Confirming the factual and legal parameters of Hopkins’s life was a particular emphasis of Bischoff’s institutional and private searches. Some documents and artifacts had been hiding in plain sight in various Jesuit houses, archives, or libraries; others were secured by booksellers. In the late 1940s, Lionel Hopkins was the first of many people who generously donated items to the Bischoff’s Research Collection.
Kate and Manley Hopkins lived in Stratford, a village just east of London, when they were first married. Hopkins was born 28 July 1844, and baptized 24 August in the parish church of St John the Evangelist.
Hopkins was received into the Roman Catholic Church on 21 October 1866, by John Henry Newman; he was confirmed by Henry Edward Manning, Archbishop of Westminster, on 4 November 1866. The back of the envelope states, in Hopkins’s handwriting, “certificate of confirmation.” This is one of the documents Hopkins was required to provide before his ordination.

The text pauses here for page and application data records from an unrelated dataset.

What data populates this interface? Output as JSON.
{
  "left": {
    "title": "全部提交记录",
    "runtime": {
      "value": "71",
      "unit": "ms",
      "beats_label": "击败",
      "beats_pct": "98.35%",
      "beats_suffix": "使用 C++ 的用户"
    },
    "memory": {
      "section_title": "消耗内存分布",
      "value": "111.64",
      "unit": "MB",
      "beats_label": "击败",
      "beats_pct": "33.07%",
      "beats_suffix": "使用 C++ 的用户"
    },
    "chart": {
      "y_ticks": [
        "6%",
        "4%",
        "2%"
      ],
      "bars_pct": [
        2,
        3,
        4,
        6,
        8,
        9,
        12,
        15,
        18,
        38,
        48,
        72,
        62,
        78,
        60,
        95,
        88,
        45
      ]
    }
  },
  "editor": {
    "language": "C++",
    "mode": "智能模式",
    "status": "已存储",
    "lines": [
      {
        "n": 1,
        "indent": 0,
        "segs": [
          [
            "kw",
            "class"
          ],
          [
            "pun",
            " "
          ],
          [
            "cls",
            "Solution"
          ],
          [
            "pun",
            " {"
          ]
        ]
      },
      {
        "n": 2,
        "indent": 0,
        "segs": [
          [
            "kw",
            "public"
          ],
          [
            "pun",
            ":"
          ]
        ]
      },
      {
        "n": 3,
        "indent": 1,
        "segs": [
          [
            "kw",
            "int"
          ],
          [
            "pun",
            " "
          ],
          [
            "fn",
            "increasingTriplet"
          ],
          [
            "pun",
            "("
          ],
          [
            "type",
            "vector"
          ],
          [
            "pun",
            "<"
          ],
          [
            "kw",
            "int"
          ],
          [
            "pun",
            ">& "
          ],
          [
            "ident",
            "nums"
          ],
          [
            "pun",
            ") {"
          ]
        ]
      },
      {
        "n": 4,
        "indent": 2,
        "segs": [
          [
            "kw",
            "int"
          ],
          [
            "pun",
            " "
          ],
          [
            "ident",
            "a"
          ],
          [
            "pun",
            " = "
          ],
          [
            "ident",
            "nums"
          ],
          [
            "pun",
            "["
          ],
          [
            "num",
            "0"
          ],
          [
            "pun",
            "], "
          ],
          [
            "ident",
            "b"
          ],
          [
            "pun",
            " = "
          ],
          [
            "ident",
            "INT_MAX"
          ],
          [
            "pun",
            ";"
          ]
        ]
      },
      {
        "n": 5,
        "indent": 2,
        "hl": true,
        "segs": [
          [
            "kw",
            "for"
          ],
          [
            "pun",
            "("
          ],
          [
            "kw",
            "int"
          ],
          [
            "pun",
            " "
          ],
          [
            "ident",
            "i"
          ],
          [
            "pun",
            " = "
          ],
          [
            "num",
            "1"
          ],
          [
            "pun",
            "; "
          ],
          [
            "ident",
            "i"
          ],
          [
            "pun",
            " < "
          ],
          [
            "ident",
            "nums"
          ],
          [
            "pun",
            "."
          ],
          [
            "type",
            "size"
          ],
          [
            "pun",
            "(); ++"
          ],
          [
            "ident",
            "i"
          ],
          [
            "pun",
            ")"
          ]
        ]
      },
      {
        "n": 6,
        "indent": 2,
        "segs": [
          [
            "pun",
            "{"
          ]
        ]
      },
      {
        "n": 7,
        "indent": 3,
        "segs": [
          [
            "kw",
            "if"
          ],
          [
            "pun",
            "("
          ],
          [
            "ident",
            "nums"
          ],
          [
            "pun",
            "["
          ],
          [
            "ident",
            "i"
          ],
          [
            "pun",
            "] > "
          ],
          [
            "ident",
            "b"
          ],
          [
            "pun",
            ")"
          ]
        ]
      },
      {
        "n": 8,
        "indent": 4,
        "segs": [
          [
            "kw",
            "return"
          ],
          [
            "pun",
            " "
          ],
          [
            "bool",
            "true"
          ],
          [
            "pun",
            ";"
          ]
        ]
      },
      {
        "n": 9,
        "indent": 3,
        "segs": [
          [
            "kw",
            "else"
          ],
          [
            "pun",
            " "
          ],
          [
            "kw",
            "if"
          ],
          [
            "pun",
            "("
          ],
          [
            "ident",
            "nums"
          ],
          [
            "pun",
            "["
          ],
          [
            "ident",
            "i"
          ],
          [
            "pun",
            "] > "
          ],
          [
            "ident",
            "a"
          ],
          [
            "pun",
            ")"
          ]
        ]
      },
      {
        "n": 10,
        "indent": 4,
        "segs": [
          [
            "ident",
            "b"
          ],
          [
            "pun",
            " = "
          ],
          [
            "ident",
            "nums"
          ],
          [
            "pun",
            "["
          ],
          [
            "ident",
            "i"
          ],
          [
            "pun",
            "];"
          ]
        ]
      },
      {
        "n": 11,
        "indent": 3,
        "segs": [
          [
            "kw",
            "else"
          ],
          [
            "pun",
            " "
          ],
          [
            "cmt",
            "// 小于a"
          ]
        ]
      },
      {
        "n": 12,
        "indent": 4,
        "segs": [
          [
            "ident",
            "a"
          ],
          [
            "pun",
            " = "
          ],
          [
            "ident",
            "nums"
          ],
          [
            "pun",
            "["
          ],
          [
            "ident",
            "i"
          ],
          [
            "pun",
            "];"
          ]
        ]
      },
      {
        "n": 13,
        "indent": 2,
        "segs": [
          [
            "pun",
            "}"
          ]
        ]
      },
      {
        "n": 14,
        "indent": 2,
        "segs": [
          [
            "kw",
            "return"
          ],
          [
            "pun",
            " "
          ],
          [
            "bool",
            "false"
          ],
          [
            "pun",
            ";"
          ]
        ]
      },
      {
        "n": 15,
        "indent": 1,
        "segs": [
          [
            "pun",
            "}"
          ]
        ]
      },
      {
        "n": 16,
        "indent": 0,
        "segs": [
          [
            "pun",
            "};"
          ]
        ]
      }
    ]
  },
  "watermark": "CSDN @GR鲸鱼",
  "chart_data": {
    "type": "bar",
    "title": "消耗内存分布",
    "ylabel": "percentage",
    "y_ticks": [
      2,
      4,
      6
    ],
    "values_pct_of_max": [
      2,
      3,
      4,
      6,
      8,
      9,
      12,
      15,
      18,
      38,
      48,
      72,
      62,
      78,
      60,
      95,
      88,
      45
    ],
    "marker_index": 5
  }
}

After a month of illness (the “complaint” was not originally diagnosed as typhoid), Hopkins died on Saturday, 8 June 1889. The death certificate specifies peritonitis. The funeral mass was said in the Jesuit church, St Francis Xavier, on 11 June.
To symbolize their vow of poverty, it is customary for Jesuits to write a “last will and testament,” in which everything is bequeathed to the Society, before taking final vows. Until Fr. Bischoff discovered Hopkins’s will in 1947, issues of copyright concerning Hopkins’s poetry and papers could not be resolved.
Hopkins is buried in the far left section, third quadrant down.
Hopkins matriculated at Oxford University in April 1863, and began his studies in literae humaniores (classical languages, literature, and history; philosophy). He was awarded a “first” in Moderations, the examinations taken in November 1864, and a “first” in Greats, the final examinations in June 1867.
Hopkins returned to Oxford from November 1878 to October 1879 as assistant pastor and curate of St. Aloysius. The carte de visite, taken by Forshaw and Coles, Oxford, was Kate Hopkins’s favorite portrait of her son. This particular copy was originally owned by Frances de Paravacini. She and her husband Francis, who had known Hopkins since their undergraduate days, were good friends. After Hopkins’s death, they donated a baptismal font to St Aloysius in his name. In her letter to Kate Hopkins after the poet’s death, Frances described him thus: “He was so lovable – so singularly gifted – &, in his saintliness, so apart from, & different to, all others. Only that his beautifully gentle & generous nature made him one with his friends; & led us to love & to value him. – feeling that our lives were better, & the world richer, because of him.”